I think that people miss sometimes the larger historical context of how do you transform, or how do you transfer, from a period of low inflation to one of higher inflation. And what that can truly, structurally mean for wealth? These are some of the things that I am going to try and do.

And I think pick out some of the areas where I think can perform within that period.

And I really hope it will give people a great opportunity to think about how they manage their money, to really think about managing their money. Because it’s been very easy for the last 20 years since Alan Greenspan came out with the put – as I said, “always assume the central bank has your back” – towards the thinking that bonds act as a hedge.

And there’s very, very few periods in history where that’s even been close to the truth. So those are some of the issues that I think I want to try and touch upon in my speech.

Erik:     Well, we’re really looking forward to seeing you in Vancouver on January 19. And, of course, information about that event is at macrovoices.com/live.

Meanwhile, Julian, I want to talk for a minute about Macro Insiders, the program that you and Raoul Pal at Real Vision put together. For anyone who’s not familiar with it, it’s not for everyone. It’s kind of a high-end product, at least in the retail market. It’s almost $4,000 a year for the regular subscription. You and Raoul go into a lot of detail on various different macro topics. And you’ve got a lot of great content there.

Real Vision ran a once-a-year Black Friday super-duper discount – 50% off – $1,950. And we wanted to be able to feature that. Unfortunately, the deadline, I believe, has already expired. We talked to our friends at Real Vision and they were good enough to give MacroVoices listeners only a special extension on that deadline. So they’ve pushed it out a week and there is a special link in the Research Roundup email just for MacroVoices listeners allowing them to get that Black Friday price even though it’s well after Black Friday.

Give people a quick understanding of what the Macro Insiders product is, before we close.

Julian:  What we really, really wanted to do, Raoul and I, is we wanted to try and help informed or non-professional – I mean that wholesale professional traders and investors – the opportunity to really get a view from what we hope is some of the best macro research out there.

I think that a lot of people understand how to trade equity and how to look at equity research. But they miss, frequently, the bigger picture. And the bigger picture is almost always set by macro.

But getting hold of macro research is traditionally really difficult, Erik, as you can attest to. Your program is one of the few places where people can go. But what we try to do is come up with some really investable themes, some truly structural themes, which we think people can profit from, and help them to do that.

And Raoul and I in many respects have quite similar views. But we also have quite divergent views at times. And that interplay between the two of us, certainly, clients and subscribers have found I think very useful. So it really is designed to help provide – even if you’re just trading equities – that overview that helps you manage through periods where macro is the driver.

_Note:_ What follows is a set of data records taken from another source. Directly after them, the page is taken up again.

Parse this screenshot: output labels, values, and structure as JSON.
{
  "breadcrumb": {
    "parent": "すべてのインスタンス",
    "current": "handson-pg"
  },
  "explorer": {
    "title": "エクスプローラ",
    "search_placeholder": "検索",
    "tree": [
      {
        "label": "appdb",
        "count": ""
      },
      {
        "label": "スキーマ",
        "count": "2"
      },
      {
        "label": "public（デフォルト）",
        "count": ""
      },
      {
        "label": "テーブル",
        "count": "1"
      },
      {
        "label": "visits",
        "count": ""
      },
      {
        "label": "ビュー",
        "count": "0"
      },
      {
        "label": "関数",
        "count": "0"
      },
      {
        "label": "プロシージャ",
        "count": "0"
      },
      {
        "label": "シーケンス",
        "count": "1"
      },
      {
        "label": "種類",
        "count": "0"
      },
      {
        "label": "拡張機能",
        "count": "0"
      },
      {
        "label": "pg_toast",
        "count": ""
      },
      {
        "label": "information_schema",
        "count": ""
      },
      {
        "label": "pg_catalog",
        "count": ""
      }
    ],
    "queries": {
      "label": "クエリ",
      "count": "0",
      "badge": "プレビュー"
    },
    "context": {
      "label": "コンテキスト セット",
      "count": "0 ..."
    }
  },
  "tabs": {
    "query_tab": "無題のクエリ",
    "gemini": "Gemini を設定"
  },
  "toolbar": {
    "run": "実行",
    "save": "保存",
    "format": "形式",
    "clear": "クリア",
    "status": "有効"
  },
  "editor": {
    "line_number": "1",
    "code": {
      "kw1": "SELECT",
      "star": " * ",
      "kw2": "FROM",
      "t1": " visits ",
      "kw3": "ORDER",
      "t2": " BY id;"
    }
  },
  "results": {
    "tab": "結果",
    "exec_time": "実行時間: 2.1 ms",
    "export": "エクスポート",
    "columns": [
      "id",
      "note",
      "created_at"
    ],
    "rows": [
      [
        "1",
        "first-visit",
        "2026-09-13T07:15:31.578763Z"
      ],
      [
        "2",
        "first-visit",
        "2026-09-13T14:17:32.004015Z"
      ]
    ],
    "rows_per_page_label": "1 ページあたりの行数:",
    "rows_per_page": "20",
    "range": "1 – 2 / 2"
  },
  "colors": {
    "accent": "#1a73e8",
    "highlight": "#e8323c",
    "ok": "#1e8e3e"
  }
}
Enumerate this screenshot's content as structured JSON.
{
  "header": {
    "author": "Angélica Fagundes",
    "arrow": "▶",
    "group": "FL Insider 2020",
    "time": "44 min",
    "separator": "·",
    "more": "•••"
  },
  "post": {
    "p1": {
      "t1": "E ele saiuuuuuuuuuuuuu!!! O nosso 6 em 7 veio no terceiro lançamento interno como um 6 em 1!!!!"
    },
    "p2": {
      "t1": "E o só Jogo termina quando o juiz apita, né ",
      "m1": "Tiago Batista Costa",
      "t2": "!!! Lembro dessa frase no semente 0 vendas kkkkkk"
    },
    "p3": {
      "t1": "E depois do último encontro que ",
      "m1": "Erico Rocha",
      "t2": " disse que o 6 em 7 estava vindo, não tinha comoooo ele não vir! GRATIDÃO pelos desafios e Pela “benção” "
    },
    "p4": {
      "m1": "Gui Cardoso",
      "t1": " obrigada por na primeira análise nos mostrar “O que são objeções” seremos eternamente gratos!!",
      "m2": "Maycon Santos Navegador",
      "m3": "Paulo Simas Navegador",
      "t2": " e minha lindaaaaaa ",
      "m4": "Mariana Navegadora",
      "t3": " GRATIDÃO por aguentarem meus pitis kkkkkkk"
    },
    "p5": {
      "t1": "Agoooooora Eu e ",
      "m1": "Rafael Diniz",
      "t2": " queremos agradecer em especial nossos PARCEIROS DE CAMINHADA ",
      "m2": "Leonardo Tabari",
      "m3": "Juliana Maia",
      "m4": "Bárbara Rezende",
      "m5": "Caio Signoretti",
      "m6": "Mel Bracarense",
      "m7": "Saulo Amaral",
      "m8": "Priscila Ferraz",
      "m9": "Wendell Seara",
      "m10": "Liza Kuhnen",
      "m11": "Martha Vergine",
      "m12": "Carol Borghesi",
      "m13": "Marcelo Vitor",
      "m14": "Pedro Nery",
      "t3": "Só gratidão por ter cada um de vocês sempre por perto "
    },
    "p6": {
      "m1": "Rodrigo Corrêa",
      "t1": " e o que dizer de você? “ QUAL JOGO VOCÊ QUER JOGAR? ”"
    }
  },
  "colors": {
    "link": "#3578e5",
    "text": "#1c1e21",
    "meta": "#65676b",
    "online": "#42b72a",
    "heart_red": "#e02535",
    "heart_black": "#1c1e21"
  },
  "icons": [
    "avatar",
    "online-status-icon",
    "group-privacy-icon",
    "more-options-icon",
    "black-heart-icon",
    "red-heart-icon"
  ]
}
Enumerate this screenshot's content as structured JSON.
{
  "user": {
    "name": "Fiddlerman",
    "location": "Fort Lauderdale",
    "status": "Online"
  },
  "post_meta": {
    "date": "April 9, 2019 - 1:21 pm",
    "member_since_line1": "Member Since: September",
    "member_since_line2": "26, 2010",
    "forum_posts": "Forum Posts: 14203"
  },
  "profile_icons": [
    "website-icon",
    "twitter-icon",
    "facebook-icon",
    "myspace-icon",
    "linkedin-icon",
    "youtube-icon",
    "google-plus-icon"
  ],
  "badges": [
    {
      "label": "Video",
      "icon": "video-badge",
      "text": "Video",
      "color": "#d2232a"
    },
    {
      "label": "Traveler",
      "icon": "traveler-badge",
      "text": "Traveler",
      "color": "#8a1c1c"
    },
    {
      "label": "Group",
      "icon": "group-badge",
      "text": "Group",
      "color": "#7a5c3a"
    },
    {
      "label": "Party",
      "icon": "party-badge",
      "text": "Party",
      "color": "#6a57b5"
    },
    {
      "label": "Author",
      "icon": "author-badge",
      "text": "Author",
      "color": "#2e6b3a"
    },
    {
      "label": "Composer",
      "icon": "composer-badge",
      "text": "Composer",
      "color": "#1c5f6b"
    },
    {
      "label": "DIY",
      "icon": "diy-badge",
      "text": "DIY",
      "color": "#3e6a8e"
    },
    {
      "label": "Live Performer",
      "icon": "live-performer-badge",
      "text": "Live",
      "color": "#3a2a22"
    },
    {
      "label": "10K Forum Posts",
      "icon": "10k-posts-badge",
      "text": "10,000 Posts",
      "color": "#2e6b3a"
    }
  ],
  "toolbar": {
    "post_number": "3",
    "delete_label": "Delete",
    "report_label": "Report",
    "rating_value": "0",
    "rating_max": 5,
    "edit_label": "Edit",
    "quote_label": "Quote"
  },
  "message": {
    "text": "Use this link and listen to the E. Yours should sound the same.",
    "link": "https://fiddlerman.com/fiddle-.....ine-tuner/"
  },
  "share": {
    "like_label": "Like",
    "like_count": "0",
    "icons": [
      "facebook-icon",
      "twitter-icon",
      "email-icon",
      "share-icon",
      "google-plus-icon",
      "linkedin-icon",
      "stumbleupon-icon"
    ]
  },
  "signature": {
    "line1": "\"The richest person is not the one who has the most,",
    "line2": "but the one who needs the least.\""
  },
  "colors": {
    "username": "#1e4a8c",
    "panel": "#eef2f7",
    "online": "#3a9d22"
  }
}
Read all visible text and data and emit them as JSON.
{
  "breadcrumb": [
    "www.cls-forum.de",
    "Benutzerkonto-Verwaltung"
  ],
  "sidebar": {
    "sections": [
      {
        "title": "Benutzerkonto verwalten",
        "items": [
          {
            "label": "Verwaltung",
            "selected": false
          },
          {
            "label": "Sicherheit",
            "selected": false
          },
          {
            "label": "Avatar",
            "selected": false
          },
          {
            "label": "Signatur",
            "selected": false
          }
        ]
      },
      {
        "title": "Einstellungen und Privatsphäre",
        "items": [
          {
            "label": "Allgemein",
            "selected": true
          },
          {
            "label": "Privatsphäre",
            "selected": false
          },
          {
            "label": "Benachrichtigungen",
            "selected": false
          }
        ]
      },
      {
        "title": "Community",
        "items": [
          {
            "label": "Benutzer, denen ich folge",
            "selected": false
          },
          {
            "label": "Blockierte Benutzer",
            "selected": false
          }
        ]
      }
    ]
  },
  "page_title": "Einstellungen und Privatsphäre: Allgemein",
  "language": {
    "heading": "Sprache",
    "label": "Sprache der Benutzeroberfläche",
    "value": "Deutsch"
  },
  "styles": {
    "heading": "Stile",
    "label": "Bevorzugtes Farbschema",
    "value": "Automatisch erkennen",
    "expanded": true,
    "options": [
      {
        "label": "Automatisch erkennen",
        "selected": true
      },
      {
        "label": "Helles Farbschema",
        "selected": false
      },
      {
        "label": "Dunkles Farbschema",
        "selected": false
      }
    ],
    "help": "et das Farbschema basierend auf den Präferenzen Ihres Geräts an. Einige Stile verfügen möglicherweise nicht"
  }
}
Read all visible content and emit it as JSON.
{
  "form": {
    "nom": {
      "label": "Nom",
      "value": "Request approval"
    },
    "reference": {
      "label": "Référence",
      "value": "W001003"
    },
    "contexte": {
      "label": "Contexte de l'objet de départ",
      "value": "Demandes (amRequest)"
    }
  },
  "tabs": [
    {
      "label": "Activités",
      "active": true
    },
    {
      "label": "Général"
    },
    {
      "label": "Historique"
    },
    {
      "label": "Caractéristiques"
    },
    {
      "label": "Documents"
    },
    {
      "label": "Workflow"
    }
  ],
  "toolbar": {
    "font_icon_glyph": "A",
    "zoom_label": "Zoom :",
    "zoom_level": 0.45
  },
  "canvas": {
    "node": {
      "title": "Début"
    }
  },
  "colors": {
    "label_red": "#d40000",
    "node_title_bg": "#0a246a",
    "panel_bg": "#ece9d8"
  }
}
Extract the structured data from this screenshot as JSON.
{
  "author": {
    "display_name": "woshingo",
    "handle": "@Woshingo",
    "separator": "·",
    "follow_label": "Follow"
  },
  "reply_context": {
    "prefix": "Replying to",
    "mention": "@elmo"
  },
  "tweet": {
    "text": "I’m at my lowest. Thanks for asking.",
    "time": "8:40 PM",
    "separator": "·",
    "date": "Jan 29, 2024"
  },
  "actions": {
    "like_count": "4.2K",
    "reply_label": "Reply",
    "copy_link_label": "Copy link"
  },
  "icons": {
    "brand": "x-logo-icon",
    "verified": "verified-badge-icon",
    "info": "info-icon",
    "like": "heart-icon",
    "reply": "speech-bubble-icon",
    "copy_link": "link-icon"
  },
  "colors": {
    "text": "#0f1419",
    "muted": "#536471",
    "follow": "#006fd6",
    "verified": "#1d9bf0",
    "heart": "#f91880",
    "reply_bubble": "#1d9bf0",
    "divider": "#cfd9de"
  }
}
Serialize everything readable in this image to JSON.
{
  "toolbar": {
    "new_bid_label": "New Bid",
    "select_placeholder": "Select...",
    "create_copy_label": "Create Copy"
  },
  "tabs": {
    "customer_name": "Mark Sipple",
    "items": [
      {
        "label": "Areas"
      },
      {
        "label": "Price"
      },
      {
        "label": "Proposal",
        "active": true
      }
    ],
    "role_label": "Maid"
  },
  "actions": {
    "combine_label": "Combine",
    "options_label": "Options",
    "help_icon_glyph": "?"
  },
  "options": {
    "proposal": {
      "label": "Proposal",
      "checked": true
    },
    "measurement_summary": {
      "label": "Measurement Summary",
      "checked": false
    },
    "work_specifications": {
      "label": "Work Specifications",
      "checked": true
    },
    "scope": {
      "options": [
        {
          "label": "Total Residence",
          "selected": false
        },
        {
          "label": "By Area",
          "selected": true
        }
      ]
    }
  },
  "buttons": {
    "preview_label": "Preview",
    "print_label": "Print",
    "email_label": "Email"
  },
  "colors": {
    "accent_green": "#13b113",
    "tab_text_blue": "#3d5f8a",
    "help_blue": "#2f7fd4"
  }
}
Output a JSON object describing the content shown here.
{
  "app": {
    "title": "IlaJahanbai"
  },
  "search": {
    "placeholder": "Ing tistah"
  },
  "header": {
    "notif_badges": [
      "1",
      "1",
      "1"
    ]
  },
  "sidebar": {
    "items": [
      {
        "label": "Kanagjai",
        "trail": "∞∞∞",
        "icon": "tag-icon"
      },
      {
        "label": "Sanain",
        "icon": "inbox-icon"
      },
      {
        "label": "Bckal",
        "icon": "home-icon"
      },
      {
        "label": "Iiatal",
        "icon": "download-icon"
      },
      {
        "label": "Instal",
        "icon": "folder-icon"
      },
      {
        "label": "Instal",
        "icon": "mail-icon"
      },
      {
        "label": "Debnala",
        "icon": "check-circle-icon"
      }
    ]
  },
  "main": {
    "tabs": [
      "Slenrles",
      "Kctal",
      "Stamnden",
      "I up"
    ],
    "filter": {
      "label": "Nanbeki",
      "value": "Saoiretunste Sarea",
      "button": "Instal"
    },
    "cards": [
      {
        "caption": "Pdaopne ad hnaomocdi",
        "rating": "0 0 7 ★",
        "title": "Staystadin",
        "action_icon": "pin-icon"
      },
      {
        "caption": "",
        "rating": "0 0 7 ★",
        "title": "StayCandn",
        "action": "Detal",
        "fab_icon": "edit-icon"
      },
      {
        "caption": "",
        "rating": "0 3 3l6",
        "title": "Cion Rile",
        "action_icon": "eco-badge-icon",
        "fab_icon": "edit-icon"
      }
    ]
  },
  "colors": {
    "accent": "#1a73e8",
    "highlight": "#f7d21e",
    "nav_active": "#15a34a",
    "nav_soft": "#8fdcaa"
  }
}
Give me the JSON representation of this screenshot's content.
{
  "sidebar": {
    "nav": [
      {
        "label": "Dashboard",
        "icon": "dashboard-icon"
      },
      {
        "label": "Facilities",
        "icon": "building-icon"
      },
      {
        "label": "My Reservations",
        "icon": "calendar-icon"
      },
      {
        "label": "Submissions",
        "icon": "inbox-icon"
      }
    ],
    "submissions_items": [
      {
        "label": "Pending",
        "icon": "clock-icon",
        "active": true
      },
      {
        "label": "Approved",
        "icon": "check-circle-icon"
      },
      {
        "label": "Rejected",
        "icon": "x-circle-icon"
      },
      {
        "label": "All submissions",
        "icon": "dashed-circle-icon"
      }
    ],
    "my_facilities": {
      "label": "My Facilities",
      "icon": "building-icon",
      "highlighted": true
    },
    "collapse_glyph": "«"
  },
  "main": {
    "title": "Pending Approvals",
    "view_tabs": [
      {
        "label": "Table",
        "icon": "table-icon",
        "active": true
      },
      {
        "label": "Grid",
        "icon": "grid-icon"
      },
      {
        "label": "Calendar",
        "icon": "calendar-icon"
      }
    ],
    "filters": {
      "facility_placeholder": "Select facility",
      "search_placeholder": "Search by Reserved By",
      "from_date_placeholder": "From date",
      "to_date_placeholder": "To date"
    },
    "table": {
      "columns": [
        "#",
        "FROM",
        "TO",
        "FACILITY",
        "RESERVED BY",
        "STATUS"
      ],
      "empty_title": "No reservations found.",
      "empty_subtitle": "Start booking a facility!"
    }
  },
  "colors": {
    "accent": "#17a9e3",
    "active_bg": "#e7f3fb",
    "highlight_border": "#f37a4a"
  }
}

And we’ve just seen that in the last few months. Macro has become the driver again. We’ve seen years where central banks have suppressed macro volatility, and now it’s back. And it’s even more important, I think, in periods like that, in that transition phase, for people to understand how to use that to profit and make money. And that’s what we try and help people do.

Erik:     And, again, there is a link in your Research Roundup email for the 50% off discount on that product which normally would have expired already, but they have extended it for MacroVoices listeners.

On that note, we’re going to need to leave it there, Julian, but I Really look forward to seeing you in January in Vancouver. Patrick Ceresna and I will be back as MacroVoices continues right here at macrovoices.com.